By Bill Cross & Niki Terzieff, OSPA’s Government Affairs Advocates
The Oregon Primary Election is just a few weeks away on May 15th and has been fairly low key on the surface…but there is a lot at stake. The makeup of the Oregon Legislature is 17 Democrats and 13 Republicans in the Senate and 35 Democrats and 25 Republicans in the House. Each chamber is one vote shy of a supermajority for the Democrats. Having a supermajority (Senate 18-12, House 36-24) allows the party in control to pass tax increases without the support of the other party.
This year there are a number of “open” legislative seats (no incumbent running for re-election) due to a combination of eight legislators receiving various appointments, one resigning, seven retiring and one running for higher office. Senators are elected for four-year terms so generally only half of the 30 seats are up for election each two-year cycle. In the House, representatives are elected for a two-year term so all 60 seats are up for election.
Historically, the Senate has been the more moderate chamber and the last several sessions has been the backstop for a number of complex and costly regulatory and tax proposals. There are a couple of key races that could determine whether the Senate maintains its role as the moderating body or not. The Jackson County seat being vacated by Sen. Alan DeBoer is up for grabs and is considered a swing seat (either party could win it). And, in a rare primary challenge to an incumbent senator, moderate Democrat Rod Monroe from SE Portland is fighting to retain his seat against two more progressive candidates. If the Jackson County seat is won by a Democrat and Rod Monroe defeated, it is likely that long-time moderate Senate President Peter Courtney (D-Salem) would be replaced by a more liberal leader.
In the House, the Democrats have several good opportunities to pick up the supermajority. The two Republican seats considered most vulnerable are: Bend which is currently represented by Knute Buehler who is running for governor and Hood River area which is represented by Jeff Helfrich, recently appointed to fill a vacancy so will not enjoy the full benefits of incumbency. The Democrats have fairly significant registration advantages in both districts. And, while there will be some other contested and expensive races, most political observers aren’t anticipating that the Republicans will be able to win any House seats in swing districts because of the “Trump” factor.
And, speaking of the governor’s race, it’s been relatively quiet so far. Incumbent Democrat Kate Brown doesn’t have a serious challenge in the primary so is focused on raising money and trying to demonstrate that she is a strong leader as her leadership has been criticized as weak. Representative Knute Buehler considers himself the frontrunner in the Republican primary and is already running against Kate Brown. Viewed as a moderate, Buehler may be positioned to have the best chance to take on Brown in the general election but he still has to get through the Republican primary which tends to favor more conservative candidates.

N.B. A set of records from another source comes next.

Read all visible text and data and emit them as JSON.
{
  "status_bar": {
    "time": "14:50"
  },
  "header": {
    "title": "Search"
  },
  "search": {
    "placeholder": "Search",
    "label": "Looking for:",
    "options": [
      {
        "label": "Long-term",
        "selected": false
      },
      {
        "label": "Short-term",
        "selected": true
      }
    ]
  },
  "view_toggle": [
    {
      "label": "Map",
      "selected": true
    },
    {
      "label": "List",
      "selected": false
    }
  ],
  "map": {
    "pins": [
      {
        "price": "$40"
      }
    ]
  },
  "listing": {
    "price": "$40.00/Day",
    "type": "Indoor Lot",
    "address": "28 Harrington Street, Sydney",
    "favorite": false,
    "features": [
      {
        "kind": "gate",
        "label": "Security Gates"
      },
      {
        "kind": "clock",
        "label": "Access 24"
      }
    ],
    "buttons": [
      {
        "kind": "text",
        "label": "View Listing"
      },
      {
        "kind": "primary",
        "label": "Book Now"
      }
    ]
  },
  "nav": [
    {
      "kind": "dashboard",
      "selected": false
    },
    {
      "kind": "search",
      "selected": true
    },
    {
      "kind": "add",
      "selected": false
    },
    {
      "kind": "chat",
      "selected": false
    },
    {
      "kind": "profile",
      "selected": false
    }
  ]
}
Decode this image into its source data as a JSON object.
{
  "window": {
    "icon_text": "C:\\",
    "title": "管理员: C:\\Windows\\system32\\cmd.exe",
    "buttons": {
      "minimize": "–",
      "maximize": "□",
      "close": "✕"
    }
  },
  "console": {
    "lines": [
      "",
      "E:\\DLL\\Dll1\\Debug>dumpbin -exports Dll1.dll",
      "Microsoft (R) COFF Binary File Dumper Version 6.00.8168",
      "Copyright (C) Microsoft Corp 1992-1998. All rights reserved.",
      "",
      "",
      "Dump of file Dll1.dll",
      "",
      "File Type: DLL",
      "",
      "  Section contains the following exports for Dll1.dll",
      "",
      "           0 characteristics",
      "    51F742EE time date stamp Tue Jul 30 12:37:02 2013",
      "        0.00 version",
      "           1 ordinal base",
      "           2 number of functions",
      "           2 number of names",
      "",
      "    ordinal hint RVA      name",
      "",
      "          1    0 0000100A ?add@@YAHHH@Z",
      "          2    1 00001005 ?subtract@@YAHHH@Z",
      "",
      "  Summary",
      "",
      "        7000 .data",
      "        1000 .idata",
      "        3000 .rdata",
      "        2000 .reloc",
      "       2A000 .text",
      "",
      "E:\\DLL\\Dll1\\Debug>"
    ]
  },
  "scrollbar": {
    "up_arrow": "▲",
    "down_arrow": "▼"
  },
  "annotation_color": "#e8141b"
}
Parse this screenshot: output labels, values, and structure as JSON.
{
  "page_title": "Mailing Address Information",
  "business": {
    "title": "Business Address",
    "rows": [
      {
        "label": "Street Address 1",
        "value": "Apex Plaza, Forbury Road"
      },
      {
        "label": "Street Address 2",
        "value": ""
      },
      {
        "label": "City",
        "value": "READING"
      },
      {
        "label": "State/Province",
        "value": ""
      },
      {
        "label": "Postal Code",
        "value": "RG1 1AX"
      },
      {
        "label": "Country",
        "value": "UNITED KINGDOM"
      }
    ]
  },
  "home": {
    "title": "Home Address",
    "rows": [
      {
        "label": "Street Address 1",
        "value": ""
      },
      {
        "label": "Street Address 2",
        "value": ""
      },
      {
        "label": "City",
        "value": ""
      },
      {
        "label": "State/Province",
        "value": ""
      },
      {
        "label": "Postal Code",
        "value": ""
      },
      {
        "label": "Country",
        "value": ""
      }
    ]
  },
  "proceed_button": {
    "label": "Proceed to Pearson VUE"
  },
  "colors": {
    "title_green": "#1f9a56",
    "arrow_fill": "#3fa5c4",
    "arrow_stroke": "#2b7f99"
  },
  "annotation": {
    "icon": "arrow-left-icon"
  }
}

Governor Brown recently announced that she would like legislators to return to the Capitol for a special session in May to extend an existing passthrough tax in Oregon to small business sole proprietors. She made the announcement when she signed SB 1528 which prevents various businesses in Oregon from receiving a passthrough deduction at the state level that would be connected to the federal tax code and worth about a quarter-billion dollars. Republicans and much of the business community had urged the governor to veto SB 1528. The special session may be a way to find middle ground though most political pundits suspect that the special session is more about politics than policy. Nobody is cancelling their vacation in June yet.
In the meantime, OSPA, OSHP and the Pharmacy Coalition are closely following the implementation of HB 4005, the Prescription Drug Price Transparency Act. The legislation establishes a Task Force on the Fair Pricing of Prescription Drugs to develop a strategy to create transparency for drug prices across the entire supply chain of pharmaceutical products including manufacturers, insurers, PBMs, wholesalers and retail pharmacies. It will consist of 18 members including individuals representing independent pharmacies and large retail pharmacy chains. The Task Force is charged with submitting its report to the Legislature no later than November 1, 2018.
Most recently, the appointments to this task force have been announced, along with the timetable for meetings. OSPA had a handful of applications submitted into the Governor Kate Brown’s office for this appointment and pharmacy appears to have a strong voice at the table. Serving with a keen eye on your behalf will be Robert Judge, the Director of Pharmacy Services at Moda Health, as well as Jack Holt, the President of Hi-School Pharmacy. Two additional voices are the directors of pharmacy at the Salem Hospital, Joseph Schnabel, and James Slater from CareOregon. Appointees are The Task Force website, which you can visit to keep up to date, is at this address:
You may also sign up to receive updates via email.
Additionally, OSPA and OSHP will be identifying possible legislative issues in advance of the 2019 session. If you have issues that you would like addressed, please contact us or join us at the next Coalition meeting!
Please feel free to contact us at any time if you have any questions by emailing Bill Cross at firstname.lastname@example.org or Niki Terzieff at email@example.com.